▸ Problem
Give the records again. Keep them exact and leave out the images.

═════ Records supplied

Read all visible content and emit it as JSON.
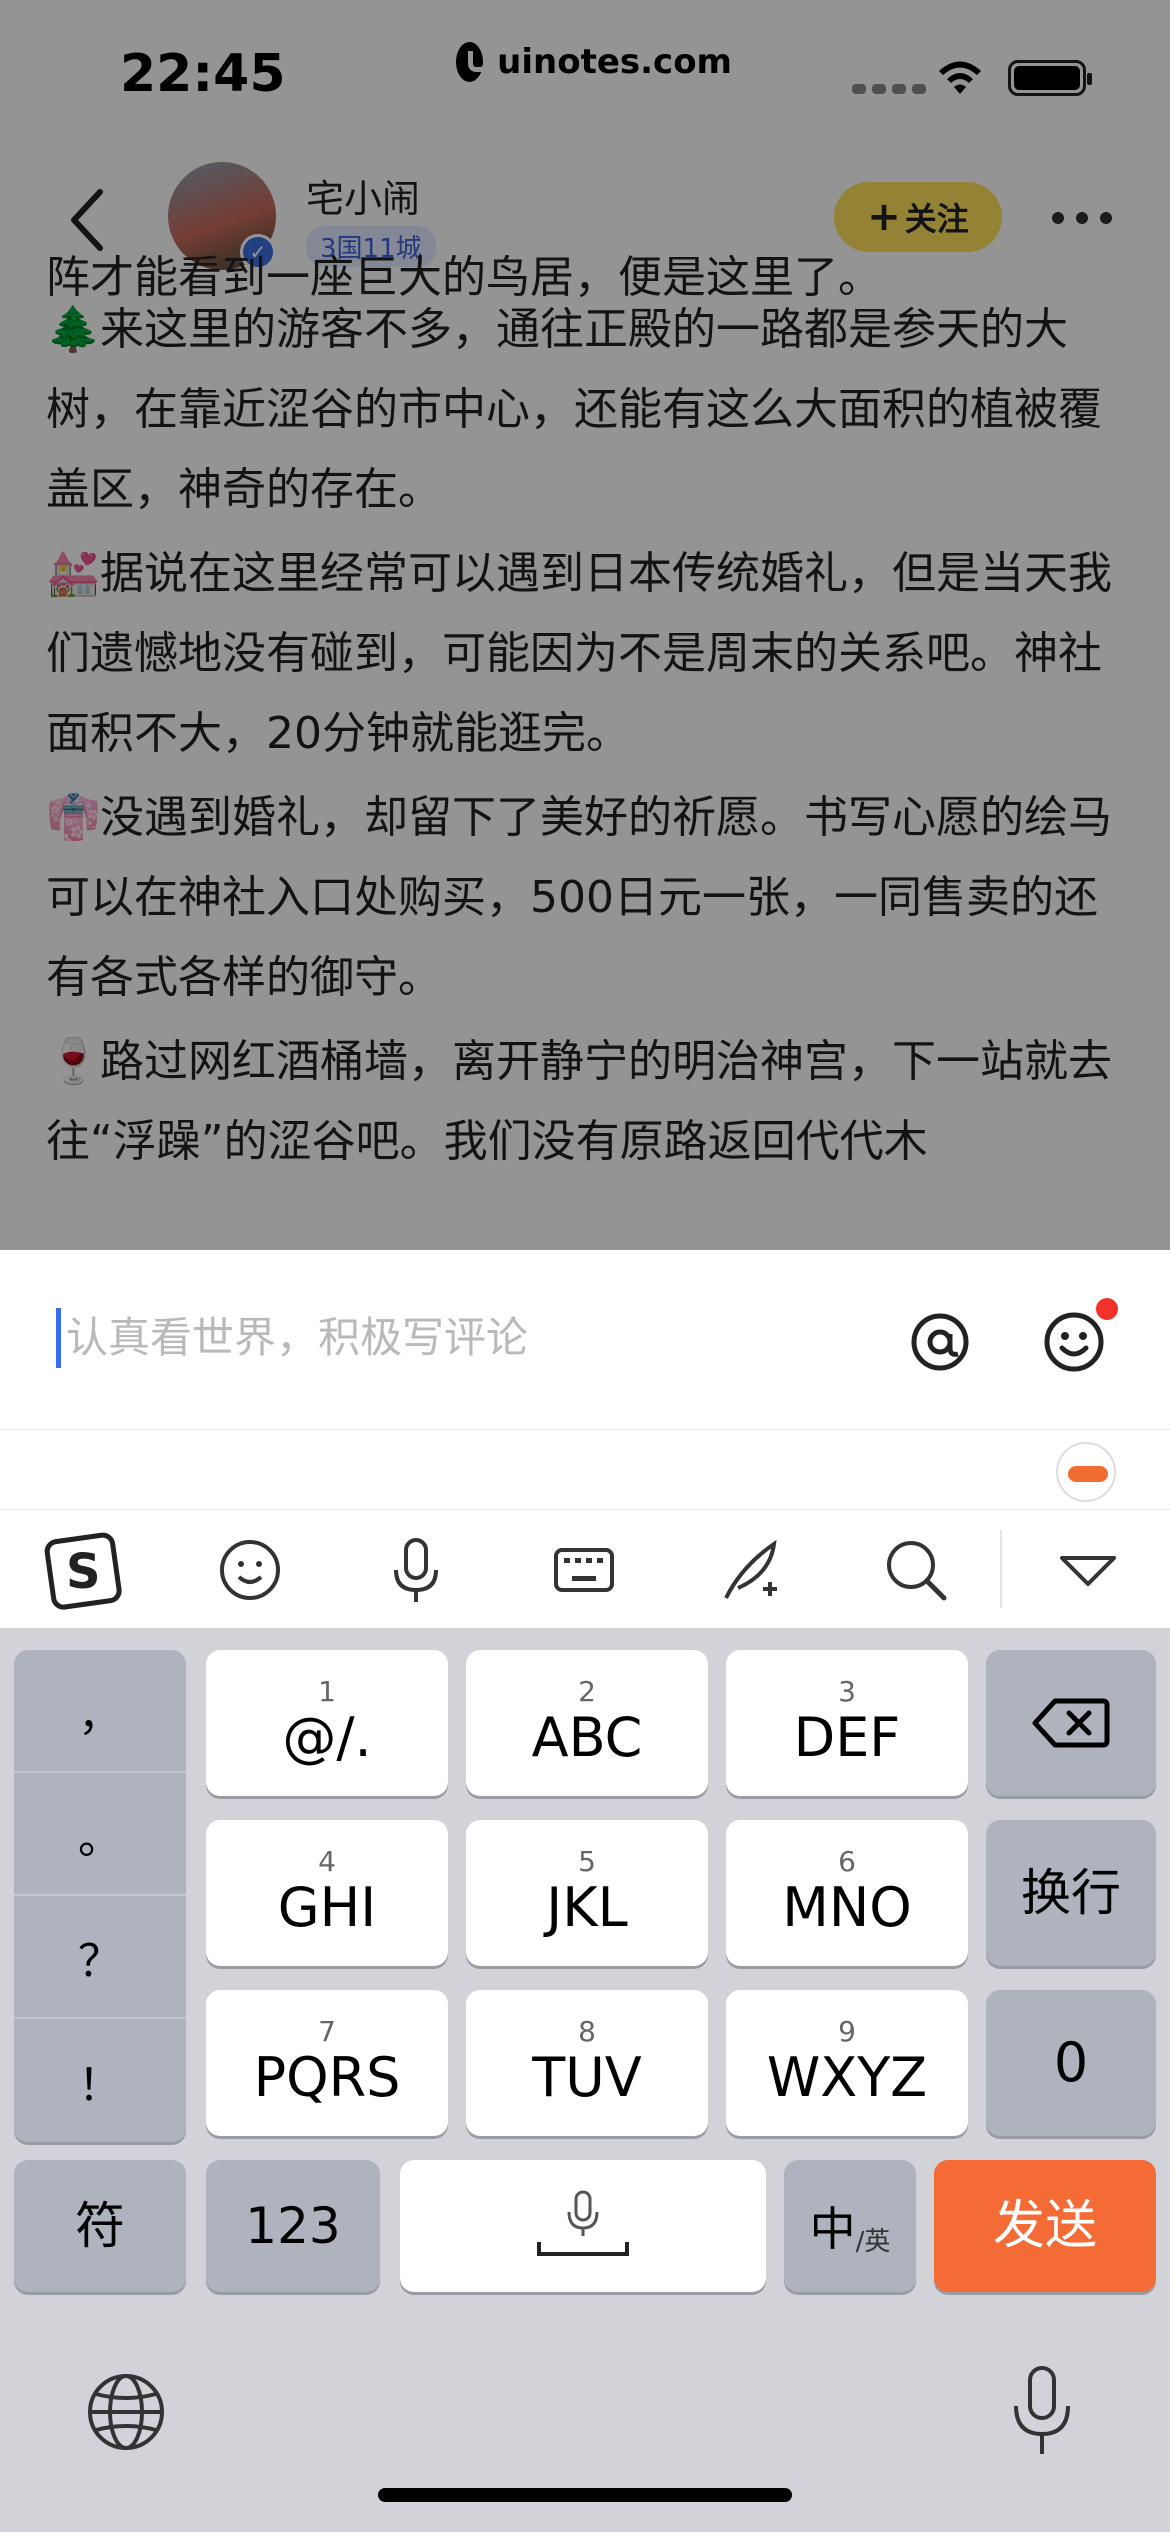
{
  "status": {
    "time": "22:45",
    "site": "uinotes.com"
  },
  "header": {
    "username": "宅小闹",
    "tag": "3国11城",
    "follow_label": "关注"
  },
  "article": {
    "cut_line": "阵才能看到一座巨大的鸟居，便是这里了。",
    "paragraphs": [
      {
        "emoji": "🌲",
        "text": "来这里的游客不多，通往正殿的一路都是参天的大树，在靠近涩谷的市中心，还能有这么大面积的植被覆盖区，神奇的存在。"
      },
      {
        "emoji": "💒",
        "text": "据说在这里经常可以遇到日本传统婚礼，但是当天我们遗憾地没有碰到，可能因为不是周末的关系吧。神社面积不大，20分钟就能逛完。"
      },
      {
        "emoji": "👘",
        "text": "没遇到婚礼，却留下了美好的祈愿。书写心愿的绘马可以在神社入口处购买，500日元一张，一同售卖的还有各式各样的御守。"
      },
      {
        "emoji": "🍷",
        "text": "路过网红酒桶墙，离开静宁的明治神宫，下一站就去往“浮躁”的涩谷吧。我们没有原路返回代代木"
      }
    ]
  },
  "comment": {
    "placeholder": "认真看世界，积极写评论"
  },
  "keyboard": {
    "punct": [
      "，",
      "。",
      "？",
      "！"
    ],
    "keys": [
      {
        "num": "1",
        "label": "@/."
      },
      {
        "num": "2",
        "label": "ABC"
      },
      {
        "num": "3",
        "label": "DEF"
      },
      {
        "num": "4",
        "label": "GHI"
      },
      {
        "num": "5",
        "label": "JKL"
      },
      {
        "num": "6",
        "label": "MNO"
      },
      {
        "num": "7",
        "label": "PQRS"
      },
      {
        "num": "8",
        "label": "TUV"
      },
      {
        "num": "9",
        "label": "WXYZ"
      }
    ],
    "newline": "换行",
    "zero": "0",
    "symbols": "符",
    "numbers": "123",
    "lang_main": "中",
    "lang_sub": "/英",
    "send": "发送"
  },
  "colors": {
    "accent": "#f46b36",
    "follow": "#ffe25a",
    "caret": "#3a6cf0",
    "verified": "#3c6fe0"
  }
}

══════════

▸ Output of the exercise
Read all visible content and emit it as JSON.
{
  "status": {
    "time": "22:45",
    "site": "uinotes.com"
  },
  "header": {
    "username": "宅小闹",
    "tag": "3国11城",
    "follow_label": "关注"
  },
  "article": {
    "cut_line": "阵才能看到一座巨大的鸟居，便是这里了。",
    "paragraphs": [
      {
        "emoji": "🌲",
        "text": "来这里的游客不多，通往正殿的一路都是参天的大树，在靠近涩谷的市中心，还能有这么大面积的植被覆盖区，神奇的存在。"
      },
      {
        "emoji": "💒",
        "text": "据说在这里经常可以遇到日本传统婚礼，但是当天我们遗憾地没有碰到，可能因为不是周末的关系吧。神社面积不大，20分钟就能逛完。"
      },
      {
        "emoji": "👘",
        "text": "没遇到婚礼，却留下了美好的祈愿。书写心愿的绘马可以在神社入口处购买，500日元一张，一同售卖的还有各式各样的御守。"
      },
      {
        "emoji": "🍷",
        "text": "路过网红酒桶墙，离开静宁的明治神宫，下一站就去往“浮躁”的涩谷吧。我们没有原路返回代代木"
      }
    ]
  },
  "comment": {
    "placeholder": "认真看世界，积极写评论"
  },
  "keyboard": {
    "punct": [
      "，",
      "。",
      "？",
      "！"
    ],
    "keys": [
      {
        "num": "1",
        "label": "@/."
      },
      {
        "num": "2",
        "label": "ABC"
      },
      {
        "num": "3",
        "label": "DEF"
      },
      {
        "num": "4",
        "label": "GHI"
      },
      {
        "num": "5",
        "label": "JKL"
      },
      {
        "num": "6",
        "label": "MNO"
      },
      {
        "num": "7",
        "label": "PQRS"
      },
      {
        "num": "8",
        "label": "TUV"
      },
      {
        "num": "9",
        "label": "WXYZ"
      }
    ],
    "newline": "换行",
    "zero": "0",
    "symbols": "符",
    "numbers": "123",
    "lang_main": "中",
    "lang_sub": "/英",
    "send": "发送"
  },
  "colors": {
    "accent": "#f46b36",
    "follow": "#ffe25a",
    "caret": "#3a6cf0",
    "verified": "#3c6fe0"
  }
}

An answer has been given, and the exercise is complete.